───── Available records
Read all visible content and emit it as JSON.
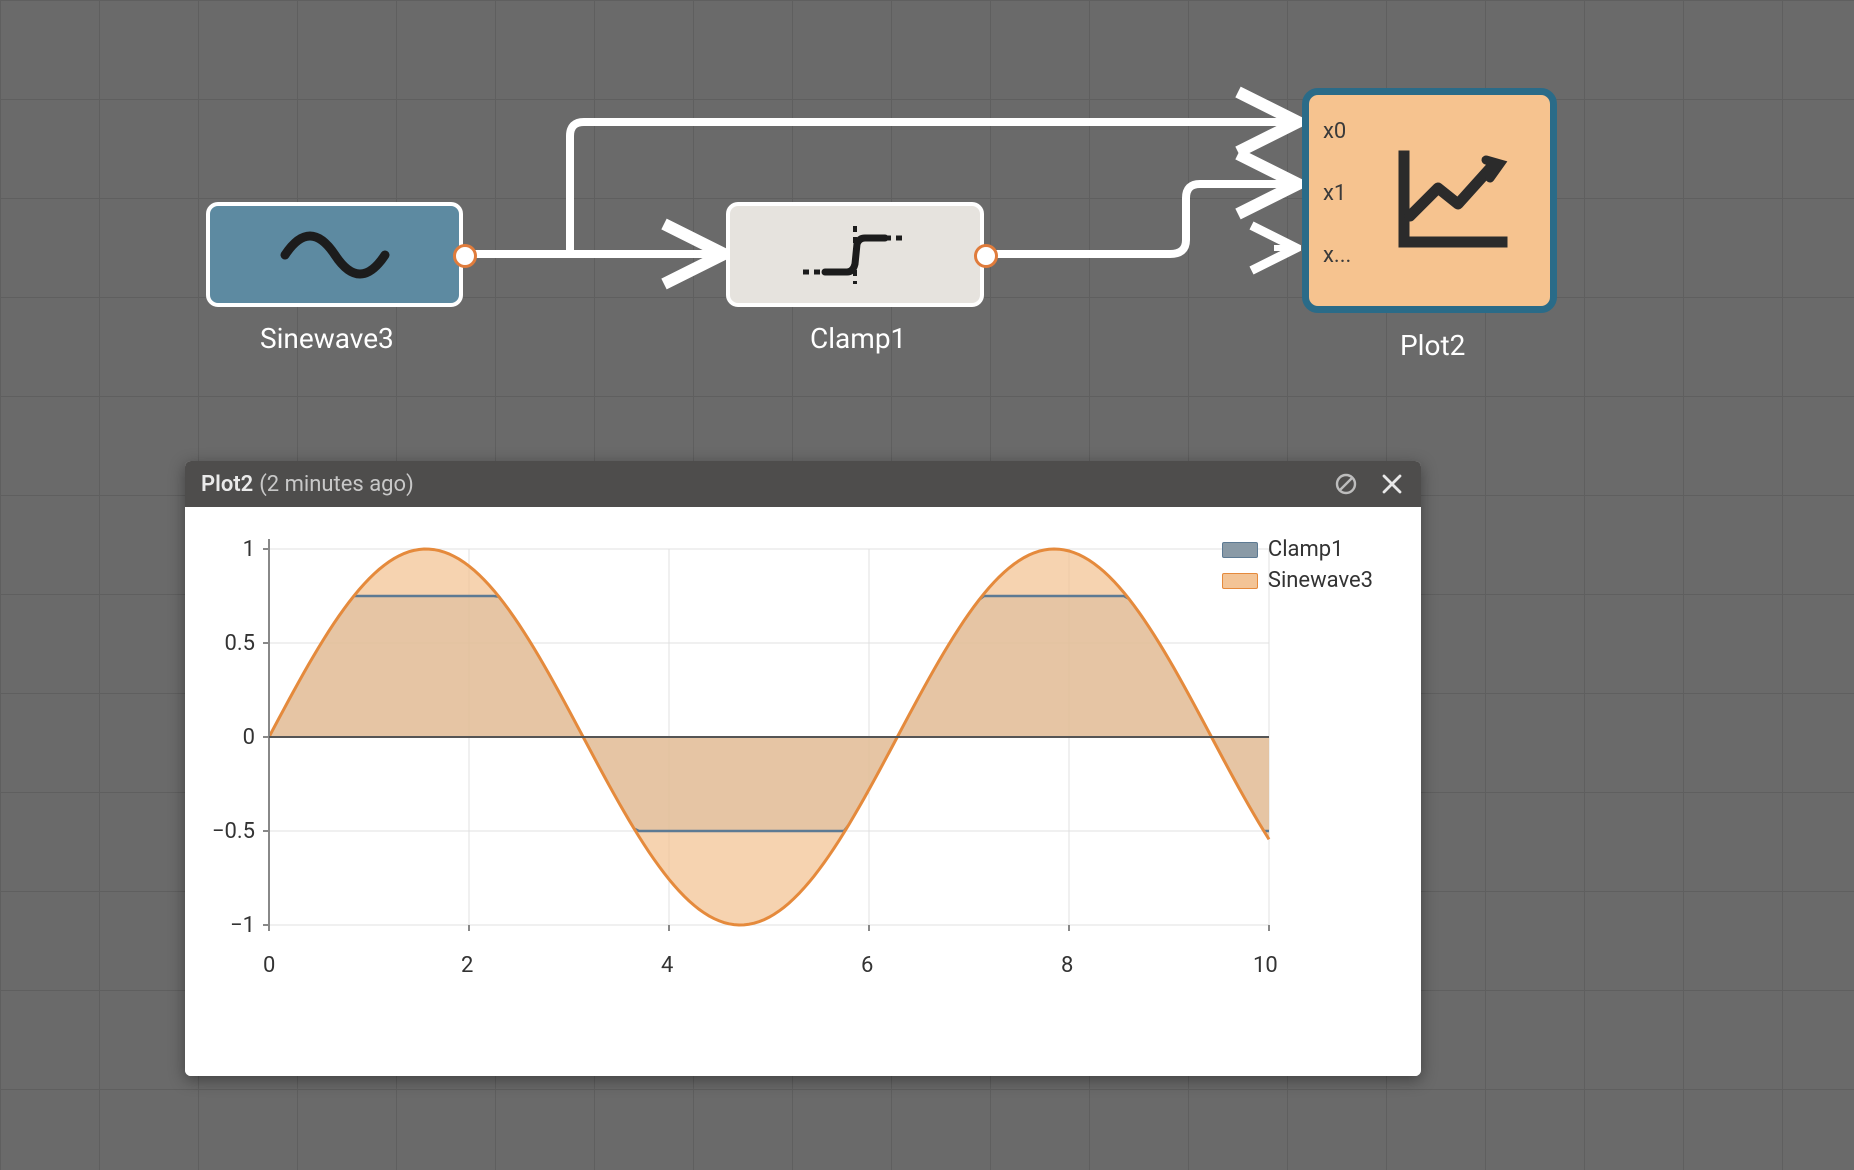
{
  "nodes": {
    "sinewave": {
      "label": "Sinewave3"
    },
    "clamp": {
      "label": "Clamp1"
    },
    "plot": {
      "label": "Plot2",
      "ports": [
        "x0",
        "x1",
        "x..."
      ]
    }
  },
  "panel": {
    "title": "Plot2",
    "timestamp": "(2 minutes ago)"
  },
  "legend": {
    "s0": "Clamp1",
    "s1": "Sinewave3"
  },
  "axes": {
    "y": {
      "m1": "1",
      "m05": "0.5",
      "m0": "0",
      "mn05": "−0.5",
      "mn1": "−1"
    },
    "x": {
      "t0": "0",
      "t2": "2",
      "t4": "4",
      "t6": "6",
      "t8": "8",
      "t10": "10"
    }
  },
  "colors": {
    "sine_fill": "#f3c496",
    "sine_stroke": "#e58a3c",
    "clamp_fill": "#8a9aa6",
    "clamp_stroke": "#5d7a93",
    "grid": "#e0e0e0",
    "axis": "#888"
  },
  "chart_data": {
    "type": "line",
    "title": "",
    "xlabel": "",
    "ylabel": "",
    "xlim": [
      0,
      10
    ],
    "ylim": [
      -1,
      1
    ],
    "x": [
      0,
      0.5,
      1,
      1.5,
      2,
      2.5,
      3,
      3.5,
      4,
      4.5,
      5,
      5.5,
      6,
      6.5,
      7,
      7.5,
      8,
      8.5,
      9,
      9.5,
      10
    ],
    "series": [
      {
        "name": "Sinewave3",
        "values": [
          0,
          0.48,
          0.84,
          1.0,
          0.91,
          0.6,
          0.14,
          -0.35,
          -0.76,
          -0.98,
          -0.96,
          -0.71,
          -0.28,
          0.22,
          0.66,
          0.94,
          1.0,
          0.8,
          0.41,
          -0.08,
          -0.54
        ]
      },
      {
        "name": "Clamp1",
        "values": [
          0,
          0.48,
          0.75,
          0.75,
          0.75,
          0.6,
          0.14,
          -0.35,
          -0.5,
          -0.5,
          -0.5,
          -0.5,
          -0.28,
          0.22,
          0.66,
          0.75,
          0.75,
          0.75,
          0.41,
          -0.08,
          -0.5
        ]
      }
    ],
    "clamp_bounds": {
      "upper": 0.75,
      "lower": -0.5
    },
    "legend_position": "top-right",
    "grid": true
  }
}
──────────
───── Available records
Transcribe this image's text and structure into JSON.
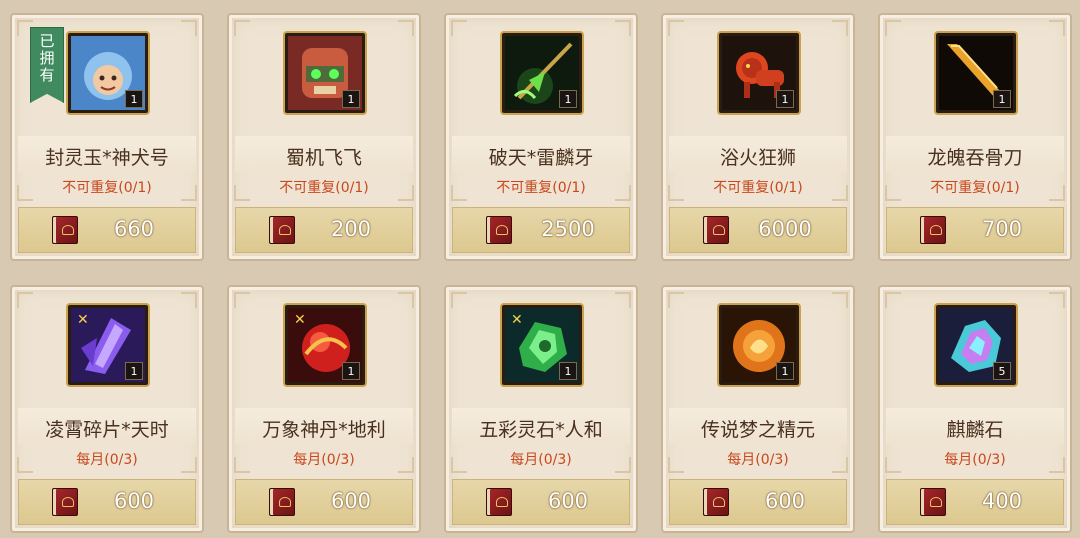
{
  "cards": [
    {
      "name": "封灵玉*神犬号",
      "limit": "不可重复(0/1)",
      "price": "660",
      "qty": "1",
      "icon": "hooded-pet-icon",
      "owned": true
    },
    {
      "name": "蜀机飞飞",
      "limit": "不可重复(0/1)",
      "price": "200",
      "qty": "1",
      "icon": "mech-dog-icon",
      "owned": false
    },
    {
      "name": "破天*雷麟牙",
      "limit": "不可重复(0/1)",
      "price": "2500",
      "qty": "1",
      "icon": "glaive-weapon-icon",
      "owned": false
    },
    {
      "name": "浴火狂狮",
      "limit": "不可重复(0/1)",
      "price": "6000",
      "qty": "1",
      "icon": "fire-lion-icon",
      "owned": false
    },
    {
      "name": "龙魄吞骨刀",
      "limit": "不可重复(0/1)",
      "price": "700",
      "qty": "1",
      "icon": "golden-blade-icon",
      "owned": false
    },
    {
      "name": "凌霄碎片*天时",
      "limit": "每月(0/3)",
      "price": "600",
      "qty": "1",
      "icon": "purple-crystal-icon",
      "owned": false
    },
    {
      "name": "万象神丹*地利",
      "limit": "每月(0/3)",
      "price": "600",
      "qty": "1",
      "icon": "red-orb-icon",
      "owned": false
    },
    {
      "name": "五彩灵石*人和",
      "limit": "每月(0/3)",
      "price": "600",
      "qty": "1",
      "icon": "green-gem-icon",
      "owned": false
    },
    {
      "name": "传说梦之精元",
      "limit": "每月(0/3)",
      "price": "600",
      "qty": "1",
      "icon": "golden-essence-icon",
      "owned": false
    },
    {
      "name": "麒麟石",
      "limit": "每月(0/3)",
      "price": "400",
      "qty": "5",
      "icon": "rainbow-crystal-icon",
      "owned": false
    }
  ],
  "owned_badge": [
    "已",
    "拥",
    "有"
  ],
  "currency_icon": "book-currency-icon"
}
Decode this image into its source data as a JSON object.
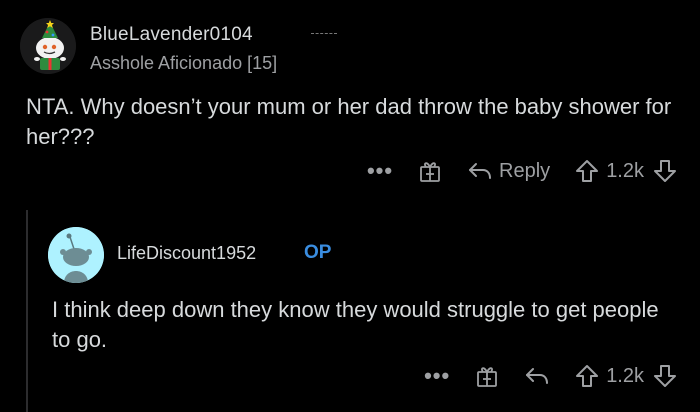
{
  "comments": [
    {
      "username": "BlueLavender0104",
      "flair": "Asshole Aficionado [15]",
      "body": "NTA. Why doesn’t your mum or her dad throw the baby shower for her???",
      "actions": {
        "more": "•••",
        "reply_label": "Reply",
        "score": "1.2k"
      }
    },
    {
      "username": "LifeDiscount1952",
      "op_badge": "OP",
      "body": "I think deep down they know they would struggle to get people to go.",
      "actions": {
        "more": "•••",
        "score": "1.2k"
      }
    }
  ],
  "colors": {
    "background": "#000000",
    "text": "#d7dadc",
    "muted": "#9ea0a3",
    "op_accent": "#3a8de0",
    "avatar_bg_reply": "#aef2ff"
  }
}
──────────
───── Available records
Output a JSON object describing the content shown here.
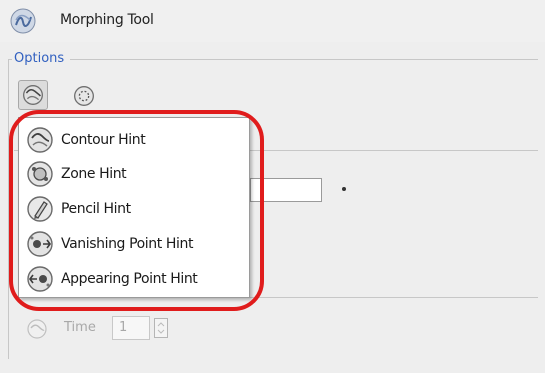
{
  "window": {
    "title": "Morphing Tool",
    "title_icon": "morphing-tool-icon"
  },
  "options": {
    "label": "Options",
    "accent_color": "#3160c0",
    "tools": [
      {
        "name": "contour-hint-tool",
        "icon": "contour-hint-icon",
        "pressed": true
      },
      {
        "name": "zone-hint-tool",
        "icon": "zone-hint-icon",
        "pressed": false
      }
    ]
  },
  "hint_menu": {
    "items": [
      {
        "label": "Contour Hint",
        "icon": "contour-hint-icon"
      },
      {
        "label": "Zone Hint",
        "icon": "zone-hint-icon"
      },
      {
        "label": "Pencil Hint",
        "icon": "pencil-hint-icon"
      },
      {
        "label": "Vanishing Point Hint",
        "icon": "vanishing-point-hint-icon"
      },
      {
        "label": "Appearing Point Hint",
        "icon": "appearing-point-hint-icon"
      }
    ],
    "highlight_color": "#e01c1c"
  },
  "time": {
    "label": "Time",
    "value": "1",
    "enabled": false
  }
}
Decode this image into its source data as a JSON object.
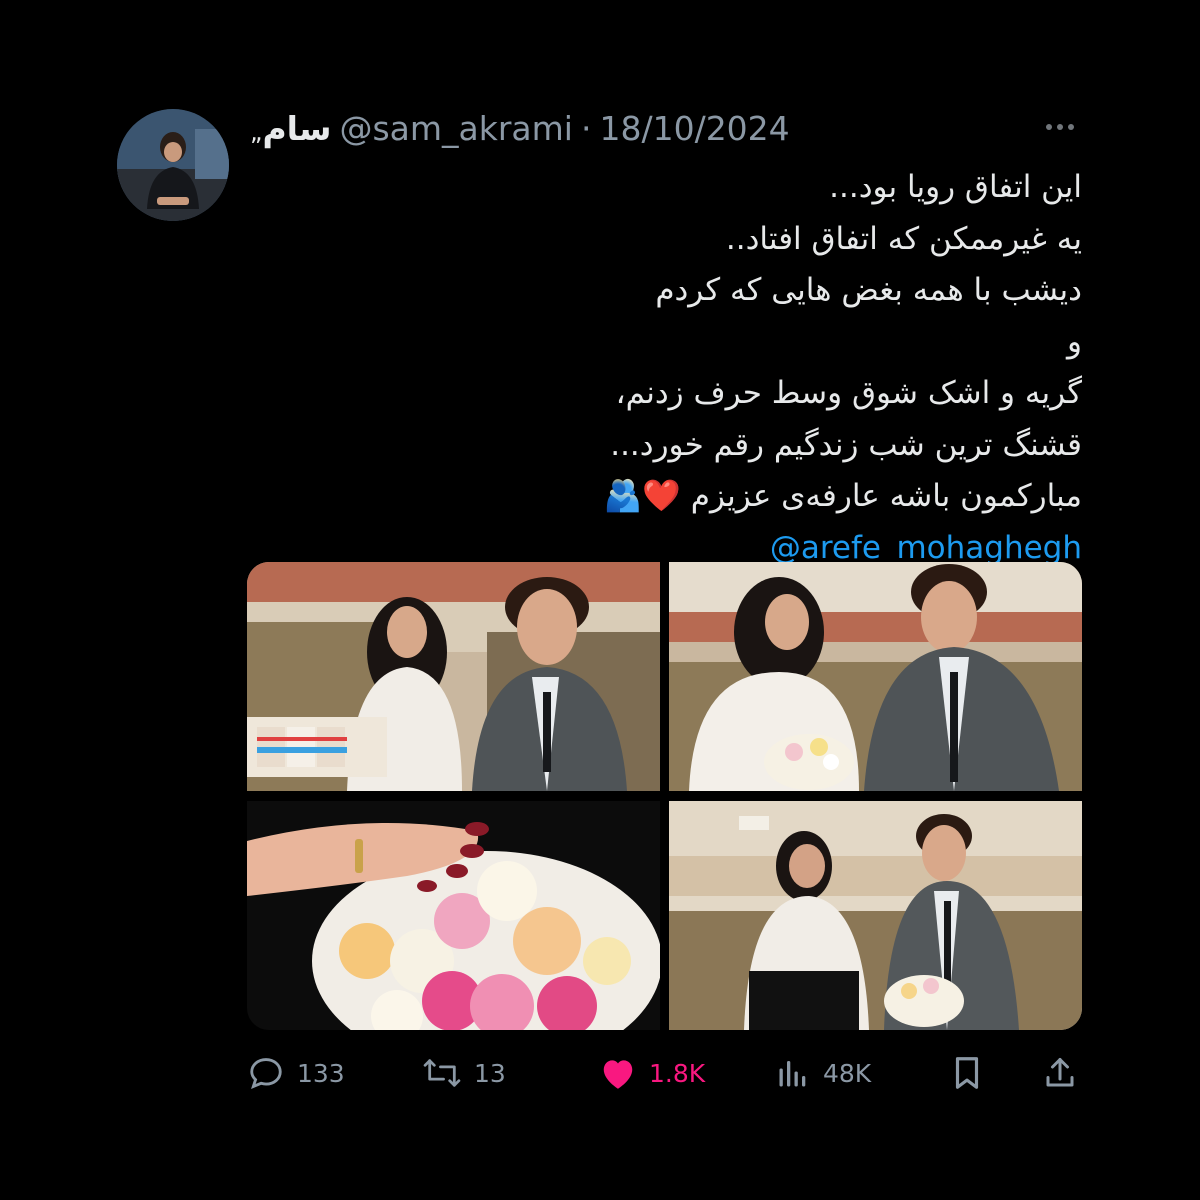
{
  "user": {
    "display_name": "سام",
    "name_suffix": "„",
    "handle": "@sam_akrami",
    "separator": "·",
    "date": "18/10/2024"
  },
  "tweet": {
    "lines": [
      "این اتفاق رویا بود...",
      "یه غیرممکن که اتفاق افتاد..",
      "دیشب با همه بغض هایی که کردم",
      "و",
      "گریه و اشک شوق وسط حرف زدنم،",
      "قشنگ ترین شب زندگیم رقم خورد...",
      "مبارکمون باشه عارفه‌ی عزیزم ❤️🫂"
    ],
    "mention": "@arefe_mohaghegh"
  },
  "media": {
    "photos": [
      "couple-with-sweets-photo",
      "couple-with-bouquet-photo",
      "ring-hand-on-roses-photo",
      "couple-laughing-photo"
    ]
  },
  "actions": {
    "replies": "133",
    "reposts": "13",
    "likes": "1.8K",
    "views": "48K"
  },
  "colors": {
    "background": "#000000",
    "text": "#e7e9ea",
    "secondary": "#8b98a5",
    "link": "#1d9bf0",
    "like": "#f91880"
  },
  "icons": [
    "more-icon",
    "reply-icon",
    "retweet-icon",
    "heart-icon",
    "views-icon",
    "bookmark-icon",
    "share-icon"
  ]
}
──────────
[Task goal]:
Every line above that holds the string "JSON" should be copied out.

[Finished task]:
Read all visible content and emit it as JSON.
Transcribe this image's text and structure into JSON.
Decode this image into its source data as a JSON object.
Output a JSON object describing the content shown here.
Decode this image into its source data as a JSON object.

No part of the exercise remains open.